“Directed by Steven Spielberg” automatically elevates any film’s prestige. It’s a statement that anyone who enjoys movies will recognize and hold to a high standard. How does one of the greatest directors create a film about his life? The Fabelmans is the answer. Spielberg’s latest is the (literal) story of a lifetime. It’s a film that celebrates the art of movie-making and will move audiences of all kinds when it releases.
The opening introduces us to the Fabelmans, a beautifully dysfunctional family loosely based on Spielberg’s childhood. A young Samuel “Sammy” Fabelman (Mateo Zoryon Francis-DeFord) is taken to see his first-ever movie, which ignites a spark in his life that, unbeknownst to him, he will follow forever. Burt (Paul Dano) is his strict yet endearing father, and Mitzi (Michelle Williams) is his artistic and emotional mother. After receiving a train model for Hanukkah and subsequently crashing it, he gets a camera and records the crash with it. An older Sammy (Gabriel LaBelle) finds happiness in making short films with his family, including sisters Reggie (Julia Butters), Natalie (Keeley Karsten), and Lisa (Sophia Kopera).
The Fabelmans are perfectly written by Spielberg and Tony Kushner as a family unit to replicate many people’s experiences with their families. Each argument and emotional moment shared between the family feels realistic, which makes the audience feel more involved in the story that follows. Standing at an extraordinary 151 minutes long, we’re given ample time to learn how every character works. This long runtime allows for great scenes, such as when Boris (Judd Hirsch), Sammy’s great uncle, arrives for a night and explains how Sammy will have to balance his life as an artist and a family member. The script’s most potent moments lie in the relationship between Sammy and Mitzi. This mother-son duo has to continually reconcile their differences as they grow through life, just like typical families do. It’s hard not to get emotional at least once throughout this because of how relatable it can be. Whether you’re somebody who’s yearned to be a filmmaker, a person with a strained familial relationship, or if you’ve always dreamed of something bigger than yourself, you’ll find something that resonates with you.

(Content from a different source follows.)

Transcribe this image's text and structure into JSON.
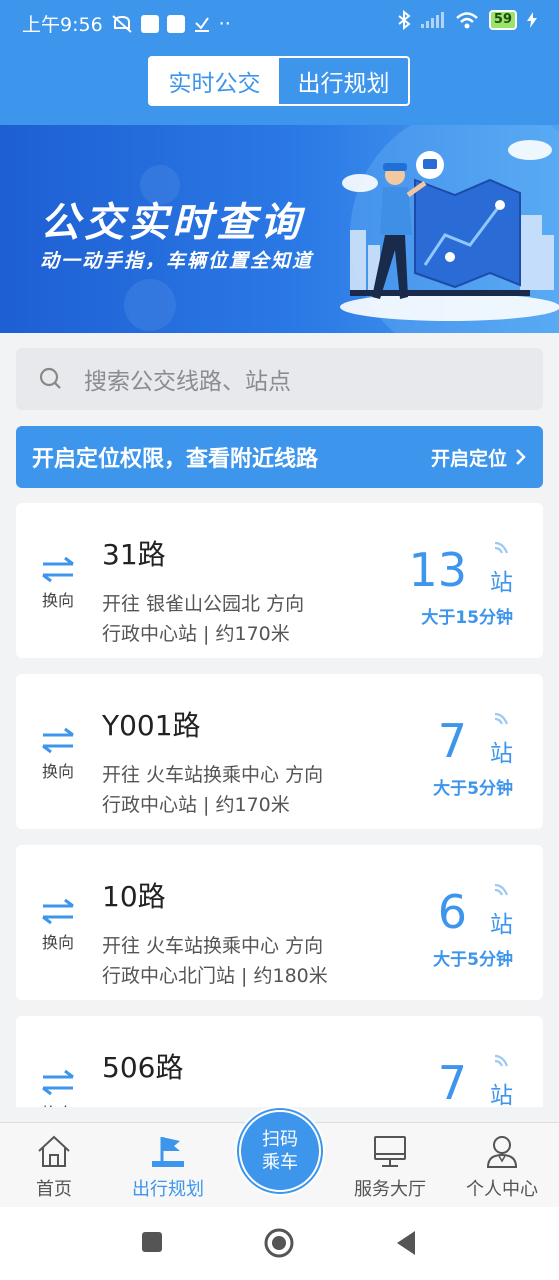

Spielberg’s story is not quite as grand of a scale as the trailers would have you believe, with the family drama being one of the most dominating elements of the movie. Fortunately, the drama is incredible. Once Sammy moves to a new high school, he has to confront the effect of his Jewishness on how the world views him. Many of his classmates are grossly antisemitic, a theme that proves to be remarkably prescient. In contrast to the religious drama, as far as Spielberg’s movies go, this is one of his funniest films yet. After getting beat up one day, Sammy meets Monica (Chloe East), his love interest with whom he has his first kiss in an unbelievably funny scene. Since the film occasionally gets depressing, Spielberg and Kushner smartly work in little quips to keep the tone feeling fresh.
The performances from many of the cast members are standouts and will undoubtedly fall onto the radar of voters for this year’s Oscars. Michelle Williams is a clear frontrunner for Best Actress, which makes sense after her breathless performance as Mitzi. Her tenderness shines through each scene, and she is one of the most complex characters in Spielberg’s filmography. Gabriel LaBelle is perfect as Sammy. He’s a caring presence who effortlessly portrays the complexities of growing up and what it’s like to have a passion. Paul Dano is incredible as a stern, tough-loving father who represents the core values of an older America. Seth Rogen gives his most outstanding performance yet as Bennie, a family friend who’s more complicated than he appears. Julia Butters is excellent as Sammy’s little sister, and I hope to see her in more stuff soon. The rest of the cast is directed to deliver their best performances thanks to the excellent script and director.
Technically, The Fabelmans is excellent. Janusz Kamiński’s cinematography emphasizes the magic of movie-making and moves us through multiple modes of film to achieve the emotional goals of Spielberg’s story. While the runtime is just over two and a half hours, it’s hard to notice that it’s that long. However, there are moments where the pacing is slightly off as if there was just one more cut that needed to be made to make this perfect. John Williams’s score is impressive, but it’s simply not in enough of the film to be thoroughly impactful. These minor issues don’t distract from the experience as a whole but keep the movie from being perfect.
2022 has been a great year for film, and while The Fabelmans might not be the definitive best of the year, it’s hard to argue that this is anything less than a masterpiece. It’s a primarily personal movie that works on every level. It’s an emotionally moving and technically stellar work of art that could have been director than none other than one of the greatest directors ever. Make no doubt about Steven Spielberg: he’s still able to make an enormously entertaining epic about anything. You can look forward to this receiving many nominations at this year’s Oscars, and it undeniably deserves most of them.
The Fabelmans releases exclusively in theaters on November 23rd.